The federal legal system has its own system of courts that is completely separate from the state court systems. * Not surprisingly, the highest court in the federal system is called the United States Supreme Court. * The intermediate appellate courts are called the United States Circuit Courts of Appeals, T * The trial courts are called the United States District Courts. Several states are contained within the jurisdiction of each U.S. Circuit Court of Appeals. Each state has at least one U.S. District Court, and larger states may have two or more.
- Public Library of Law - Case Law
The Public Library of Law is the world’s largest online database of free law. Our library brings free materials from across the Web together in one place, and adds hundreds of volumes of law that has previously only been available with a subscription.
- Ratio Decidendi - Wikipedia
Ratio decidendi (Latin plural rationes decidendi) is a Latin phrase meaning "the reason" or "the rationale for the decision". The ratio decidendi is "the point in a case that determines the judgment" or "the principle that the case establishes".
Organizations Related to Case Law
- Case Management/Electronic Case Files (CM/ECF)
The federal judiciary's Case Management/Electronic Case Files (CM/ECF) project revolutionized the way in which the federal courts manage their cases and documents. This easy-to-use system allows attorneys to file documents directly with the court over the Internet and allows courts to file, store, and manage their case files in an easy-to-access, transparent way.
Fastcase’s libraries include primary law from all 50 states, as well as deep federal coverage going back to 1 U.S. 1, 1 F.2d 1, 1 F.Supp. 1, and 1 B.R. 1. The Fastcase collection includes cases, statutes, regulations, court rules, and constitutions. Fastcase also provides access to a newspaper archive, legal forms, and a one-stop PACER search of federal filings through our content partners.
- United States Courts
The three branches of the federal government — legislative, executive, and judicial — operate within a constitutional system known as "checks and balances." This means that although each branch is formally separate from the other two, the Constitution often requires cooperation among the branches. Federal laws, for example, are passed by Congress and signed by the President. The judicial branch, in turn, has the authority to decide the constitutionality of federal laws and resolve other disputes over them, but judges depend upon the executive branch to enforce court decisions.
- United States Department of Justice
Our mission - To enforce the law and defend the interests of the United States according to the law; to ensure public safety against threats foreign and domestic; to provide federal leadership in preventing and controlling crime; to seek just punishment for those guilty of unlawful behavior; and to ensure fair and impartial administration of justice for all Americans.
- United States Supreme Court Cases and Opinions
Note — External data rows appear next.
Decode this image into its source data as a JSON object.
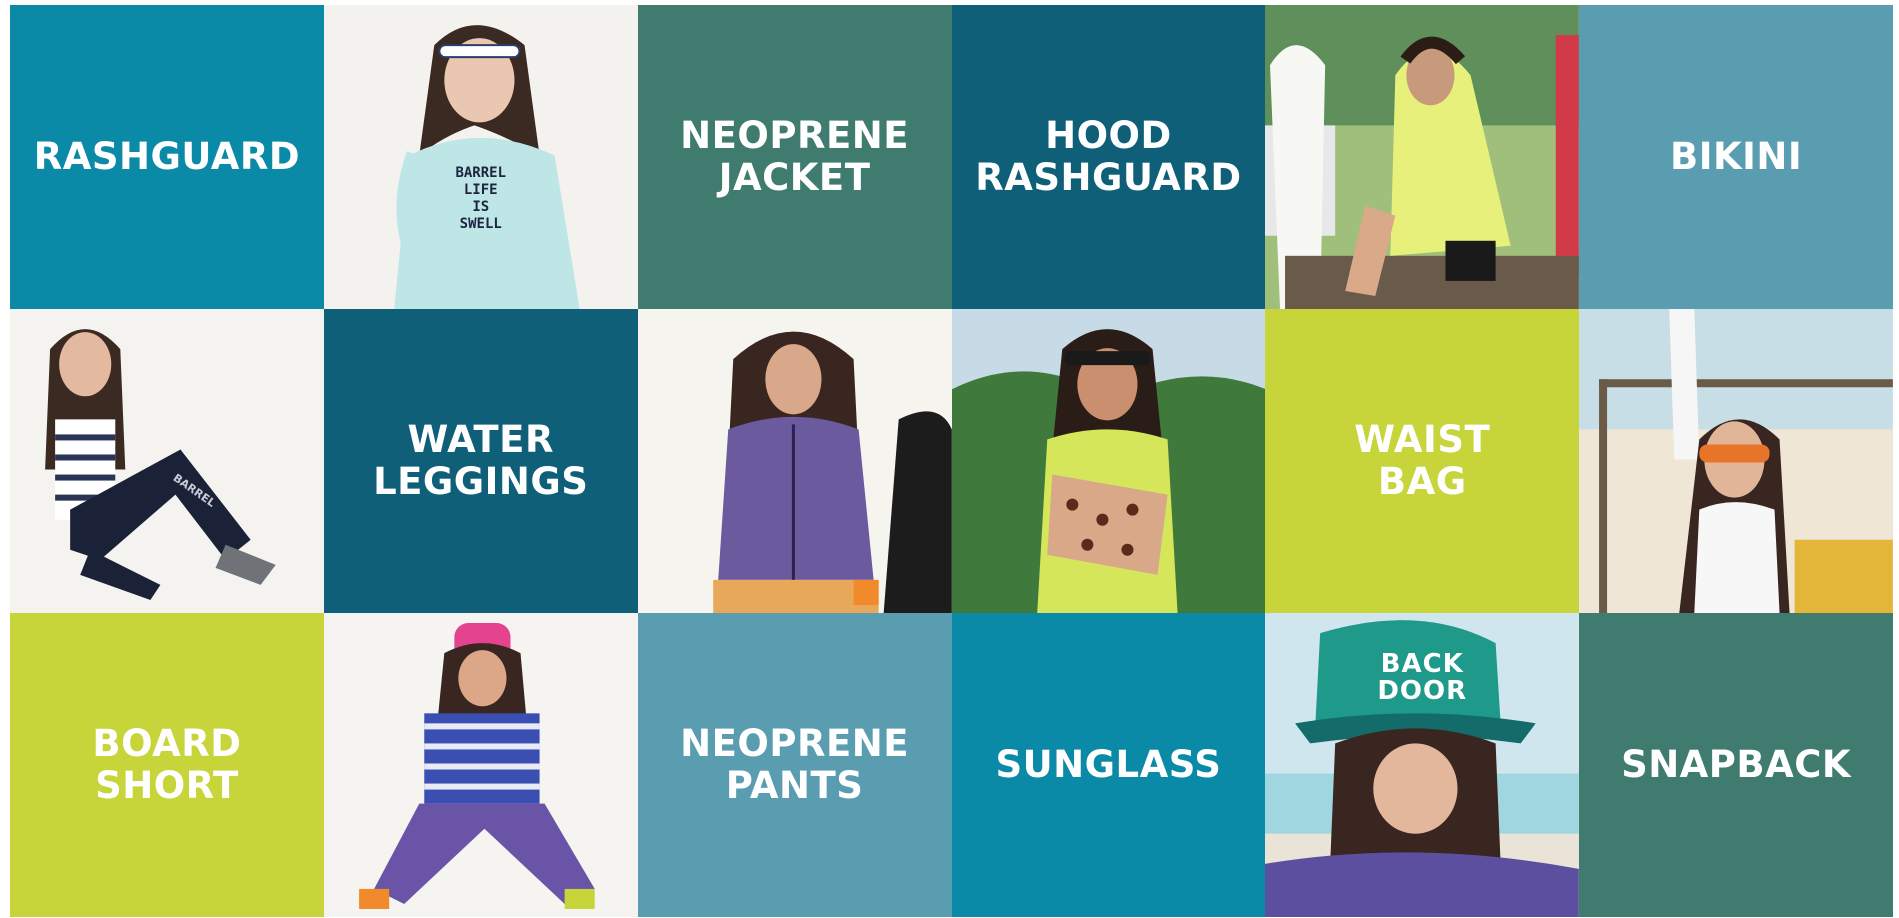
{
  "tiles": [
    {
      "kind": "label",
      "text": "RASHGUARD",
      "color": "#0b8aa8"
    },
    {
      "kind": "photo",
      "icon": "model-photo-rashguard",
      "photo_text": "BARREL\nLIFE\nIS\nSWELL"
    },
    {
      "kind": "label",
      "text": "NEOPRENE\nJACKET",
      "color": "#3f7b6e"
    },
    {
      "kind": "label",
      "text": "HOOD\nRASHGUARD",
      "color": "#0f5f78"
    },
    {
      "kind": "photo",
      "icon": "model-photo-hood-rashguard"
    },
    {
      "kind": "label",
      "text": "BIKINI",
      "color": "#5a9db1"
    },
    {
      "kind": "photo",
      "icon": "model-photo-water-leggings",
      "photo_text": "BARREL"
    },
    {
      "kind": "label",
      "text": "WATER\nLEGGINGS",
      "color": "#0f5f78"
    },
    {
      "kind": "photo",
      "icon": "model-photo-neoprene-jacket"
    },
    {
      "kind": "photo",
      "icon": "model-photo-waist-bag"
    },
    {
      "kind": "label",
      "text": "WAIST\nBAG",
      "color": "#c7d43a"
    },
    {
      "kind": "photo",
      "icon": "model-photo-sunglass"
    },
    {
      "kind": "label",
      "text": "BOARD\nSHORT",
      "color": "#c7d43a"
    },
    {
      "kind": "photo",
      "icon": "model-photo-board-short"
    },
    {
      "kind": "label",
      "text": "NEOPRENE\nPANTS",
      "color": "#5a9db1"
    },
    {
      "kind": "label",
      "text": "SUNGLASS",
      "color": "#0b8aa8"
    },
    {
      "kind": "photo",
      "icon": "model-photo-snapback",
      "photo_text": "BACK\nDOOR"
    },
    {
      "kind": "label",
      "text": "SNAPBACK",
      "color": "#3f7b6e"
    }
  ]
}
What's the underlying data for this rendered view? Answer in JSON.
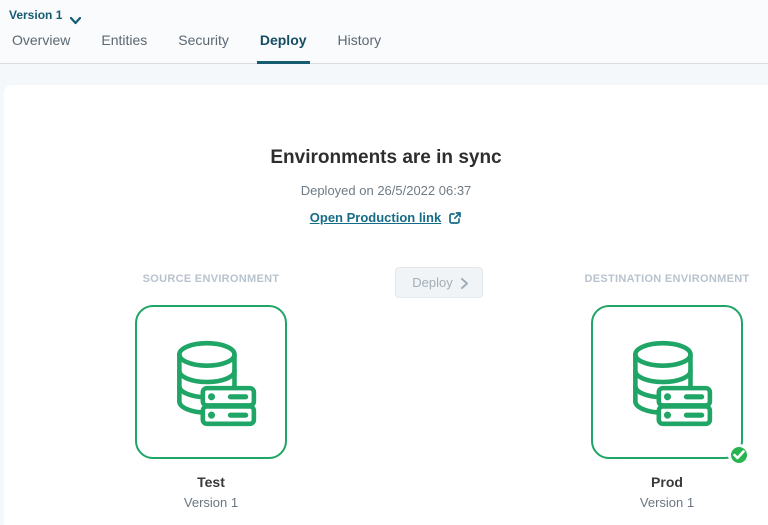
{
  "version": {
    "label": "Version 1"
  },
  "tabs": [
    {
      "label": "Overview",
      "active": false
    },
    {
      "label": "Entities",
      "active": false
    },
    {
      "label": "Security",
      "active": false
    },
    {
      "label": "Deploy",
      "active": true
    },
    {
      "label": "History",
      "active": false
    }
  ],
  "sync": {
    "title": "Environments are in sync",
    "deployed_text": "Deployed on 26/5/2022 06:37",
    "link_label": "Open Production link"
  },
  "deploy": {
    "button_label": "Deploy"
  },
  "source": {
    "section_label": "SOURCE ENVIRONMENT",
    "name": "Test",
    "version": "Version 1",
    "synced_badge": false
  },
  "destination": {
    "section_label": "DESTINATION ENVIRONMENT",
    "name": "Prod",
    "version": "Version 1",
    "synced_badge": true
  },
  "icons": {
    "version_selector": "chevron-down-icon",
    "production_link": "external-link-icon",
    "deploy_button": "chevron-right-icon",
    "environment": "database-icon",
    "synced": "check-badge-icon"
  },
  "colors": {
    "brand_teal": "#155b72",
    "link_teal": "#146c86",
    "env_green": "#1fa565",
    "badge_green": "#28b551",
    "muted_text": "#6f7b84",
    "env_label": "#b9c3cd",
    "page_bg": "#f5f8fa"
  }
}
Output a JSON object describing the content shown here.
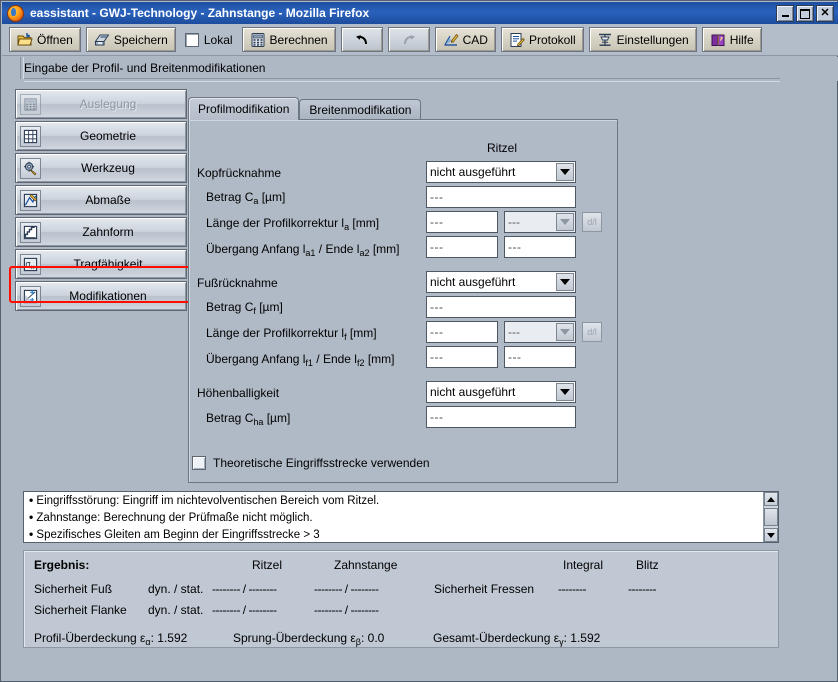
{
  "window": {
    "title": "eassistant - GWJ-Technology - Zahnstange - Mozilla Firefox",
    "minimize_label": "Minimize",
    "maximize_label": "Maximize",
    "close_label": "Close"
  },
  "toolbar": {
    "open": "Öffnen",
    "save": "Speichern",
    "local": "Lokal",
    "calculate": "Berechnen",
    "undo": "",
    "redo": "",
    "cad": "CAD",
    "protocol": "Protokoll",
    "settings": "Einstellungen",
    "help": "Hilfe"
  },
  "header": {
    "caption": "Eingabe der Profil- und Breitenmodifikationen"
  },
  "sidebar": {
    "items": [
      {
        "label": "Auslegung",
        "icon": "calculator-icon",
        "enabled": false
      },
      {
        "label": "Geometrie",
        "icon": "grid-icon",
        "enabled": true
      },
      {
        "label": "Werkzeug",
        "icon": "gear-tool-icon",
        "enabled": true
      },
      {
        "label": "Abmaße",
        "icon": "ruler-chart-icon",
        "enabled": true
      },
      {
        "label": "Zahnform",
        "icon": "tooth-profile-icon",
        "enabled": true
      },
      {
        "label": "Tragfähigkeit",
        "icon": "sigma-x-icon",
        "enabled": true
      },
      {
        "label": "Modifikationen",
        "icon": "modification-icon",
        "enabled": true
      }
    ],
    "highlight_color": "#f01b10",
    "highlighted_item": "Modifikationen"
  },
  "tabs": [
    {
      "label": "Profilmodifikation",
      "active": true
    },
    {
      "label": "Breitenmodifikation",
      "active": false
    }
  ],
  "form": {
    "column_header": "Ritzel",
    "groups": [
      {
        "title": "Kopfrücknahme",
        "select_value": "nicht ausgeführt",
        "rows": [
          {
            "label_pre": "Betrag C",
            "label_sub": "a",
            "label_post": " [µm]",
            "value1": "---",
            "type": "wide"
          },
          {
            "label_pre": "Länge der Profilkorrektur l",
            "label_sub": "a",
            "label_post": " [mm]",
            "value1": "---",
            "value2": "---",
            "type": "split-combo",
            "mini": "d/l"
          },
          {
            "label_pre": "Übergang Anfang l",
            "label_sub": "a1",
            "label_mid": " / Ende l",
            "label_sub2": "a2",
            "label_post": " [mm]",
            "value1": "---",
            "value2": "---",
            "type": "split"
          }
        ]
      },
      {
        "title": "Fußrücknahme",
        "select_value": "nicht ausgeführt",
        "rows": [
          {
            "label_pre": "Betrag C",
            "label_sub": "f",
            "label_post": " [µm]",
            "value1": "---",
            "type": "wide"
          },
          {
            "label_pre": "Länge der Profilkorrektur l",
            "label_sub": "f",
            "label_post": " [mm]",
            "value1": "---",
            "value2": "---",
            "type": "split-combo",
            "mini": "d/l"
          },
          {
            "label_pre": "Übergang Anfang l",
            "label_sub": "f1",
            "label_mid": " / Ende l",
            "label_sub2": "f2",
            "label_post": " [mm]",
            "value1": "---",
            "value2": "---",
            "type": "split"
          }
        ]
      },
      {
        "title": "Höhenballigkeit",
        "select_value": "nicht ausgeführt",
        "rows": [
          {
            "label_pre": "Betrag C",
            "label_sub": "ha",
            "label_post": " [µm]",
            "value1": "---",
            "type": "wide"
          }
        ]
      }
    ],
    "checkbox": {
      "label": "Theoretische Eingriffsstrecke verwenden",
      "checked": false
    }
  },
  "messages": [
    "Eingriffsstörung: Eingriff im nichtevolventischen Bereich vom Ritzel.",
    "Zahnstange: Berechnung der Prüfmaße nicht möglich.",
    "Spezifisches Gleiten am Beginn der Eingriffsstrecke > 3"
  ],
  "results": {
    "title": "Ergebnis:",
    "col_ritzel": "Ritzel",
    "col_zahnstange": "Zahnstange",
    "col_integral": "Integral",
    "col_blitz": "Blitz",
    "rows": [
      {
        "label": "Sicherheit Fuß",
        "mode": "dyn. / stat.",
        "ritzel": "-------- / --------",
        "zahnstange": "-------- / --------"
      },
      {
        "label": "Sicherheit Flanke",
        "mode": "dyn. / stat.",
        "ritzel": "-------- / --------",
        "zahnstange": "-------- / --------"
      }
    ],
    "fressen": {
      "label": "Sicherheit Fressen",
      "integral": "--------",
      "blitz": "--------"
    },
    "overlaps": [
      {
        "label_pre": "Profil-Überdeckung ε",
        "sub": "α",
        "label_post": ":",
        "value": "1.592"
      },
      {
        "label_pre": "Sprung-Überdeckung ε",
        "sub": "β",
        "label_post": ":",
        "value": "0.0"
      },
      {
        "label_pre": "Gesamt-Überdeckung ε",
        "sub": "γ",
        "label_post": ":",
        "value": "1.592"
      }
    ]
  },
  "colors": {
    "titlebar": "#2a62bd",
    "panel_bg": "#aeb8c4",
    "toolbar_bg": "#b3bdc9",
    "annotation": "#f01b10"
  }
}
The Supreme Court consists of the Chief Justice of the United States and such number of Associate Justices as may be fixed by Congress. The number of Associate Justices is currently fixed at eight (28 U. S. C. §1). Power to nominate the Justices is vested in the President of the United States, and appointments are made with the advice and consent of the Senate. Article III, §1, of the Constitution further provides that "[t]he Judges, both of the supreme and inferior Courts, shall hold their Offices during good Behavior, and shall, at stated Times, receive for their Services, a Compensation, which shall not be diminished during their Continuance in Office."